While hiking with friends, I’d sneak a bite of what I found, which was usually wild grapes or desert hackberries. Eventually, I became brave enough to eat wild plants in front of my friends. Of course, this brought looks of disgust, and they’d warn me not to kill myself. I’d laugh at them, and though I was confident enough to eat it still, I secretly hoped I wouldn’t die. There were a few years that I refused to eat wild onions because I couldn’t say one hundred percent that I wasn’t picking death camas, which can kill you. Being my own teacher on wild edibles has come with its challenges.
However, that was a long time ago, and things have changed. I own many incredible books, have eaten dozens of wild edibles, and thanks to social media, I have met a number of incredible foragers. Most of my foraging friends are men, and while I highly value them, I miss knowing more women who forage. I honestly don’t know if that’s because geographically, there are fewer women foragers in my area, or if fewer women forage than men.
This is to say, that as a woman who forages, I need other women who forage. I believe you need me, too. So many look at us like we are an anomaly. After all, we prefer our tea wild. Newly emerging spring greens give us butterflies. What most would call weeds are welcomed guests in our yard. We need other women who understand the wild side of our femininity, who thrive on independence and being self-reliant. There aren’t as many of us as people would think, and that’s why we have to search for each other. Foraging used to be essential to a woman’s daily life.
Yet, with the creation of grocery stores packed full of boxed and imported foods, restaurants on every corner, and pharmacies pushing patented drugs, many women have forgotten what our grandmothers knew. But, as women who forage, we know the joys of gathering wild foods. Biscuits made with nettles and dandelion petals grace the tables of our loved ones, wild berries made into delicious jams are put on wild-caught sourdough bread, and teas and poultices from wild herbs soothe physical complaints. These are not just foodstuffs or medicines; these are acts of compassionate service.
Women instinctively know how to care for one another. By bringing together neighbors, or helping those in need, we see others go from surviving to thriving. Now that doesn’t mean that all women are good at being compassionate. There’s always the exception to the rule, and unfortunately, some women are just nasty and mean. However, in my life, I’ve seen that those whose hearts are nurtured by the wild are, in turn, gifted at nurturing those around them.
Luckily, nurturing is never one-sided and instead comes with great rewards. There’s an old saying that giving is the mother of receiving. As we care for each other with our innate skills and gifts from the earth, we learn we aren’t alone. Our confidence and knowledge grow as we work alongside each other. We become more sensitive to plants and their offerings, something the witch doctor in all of us wants to improve.

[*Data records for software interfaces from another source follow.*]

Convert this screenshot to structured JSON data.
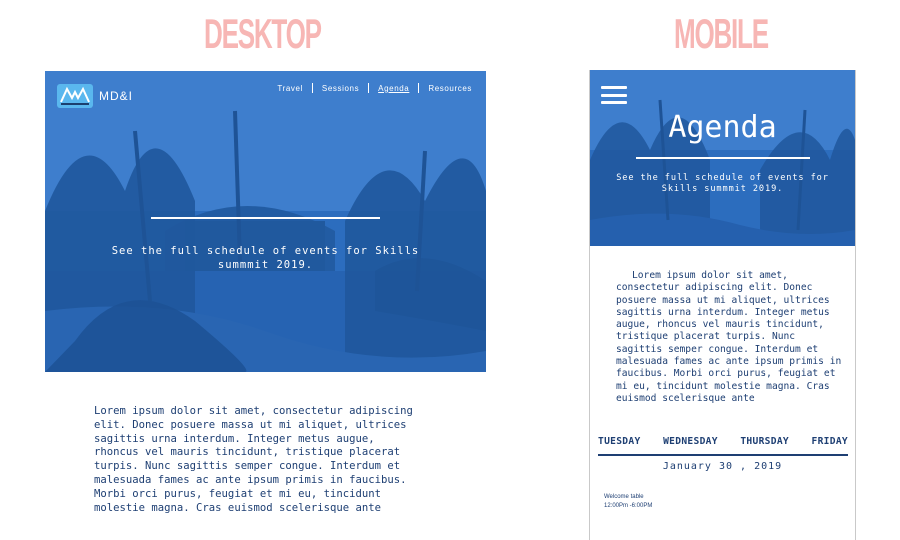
{
  "labels": {
    "desktop": "DESKTOP",
    "mobile": "MOBILE"
  },
  "colors": {
    "hero_blue": "#2b68b4",
    "heading_pink": "#f7b6b4",
    "body_navy": "#1e3f73"
  },
  "desktop": {
    "brand": "MD&I",
    "nav": [
      {
        "label": "Travel",
        "active": false
      },
      {
        "label": "Sessions",
        "active": false
      },
      {
        "label": "Agenda",
        "active": true
      },
      {
        "label": "Resources",
        "active": false
      }
    ],
    "tagline": "See the full schedule of events for Skills summmit 2019.",
    "body": "Lorem ipsum dolor sit amet, consectetur adipiscing elit. Donec posuere massa ut mi aliquet, ultrices sagittis urna interdum. Integer metus augue, rhoncus vel mauris tincidunt, tristique placerat turpis. Nunc sagittis semper congue. Interdum et malesuada fames ac ante ipsum primis in faucibus. Morbi orci purus, feugiat et mi eu, tincidunt molestie magna. Cras euismod scelerisque ante"
  },
  "mobile": {
    "title": "Agenda",
    "tagline": "See the full schedule of events for Skills summmit 2019.",
    "body": "Lorem ipsum dolor sit amet, consectetur adipiscing elit. Donec posuere massa ut mi aliquet, ultrices sagittis urna interdum. Integer metus augue, rhoncus vel mauris tincidunt, tristique placerat turpis. Nunc sagittis semper congue. Interdum et malesuada fames ac ante ipsum primis in faucibus. Morbi orci purus, feugiat et mi eu, tincidunt molestie magna. Cras euismod scelerisque ante",
    "days": [
      "TUESDAY",
      "WEDNESDAY",
      "THURSDAY",
      "FRIDAY"
    ],
    "date": "January 30 , 2019",
    "event": {
      "name": "Welcome table",
      "time": "12:00Pm -6:00PM"
    }
  }
}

Though many years ago people thought I was strange for eating wild foods, they now ask me to teach about them. They call when their child is sick and ask if I have any elderberry elixir to spare, and of course, I always do. Being able to teach and help others brings a deep-seated joy. Because I didn’t have mentors around me while growing up, I took the long way to learn how to identify and use wild edibles. This has taught me that learning from others directly is the best and quickest way to get somewhere. Like I said before, I’m grateful for men in my life, yet still long to know more women who forage.
They bring to the table something a bit different and comforting. Both figuratively and literally. Women are essential to survival. By finding other women who enjoy being self-reliant, leaning on them for support, and in turn, teaching them what we know, we all benefit.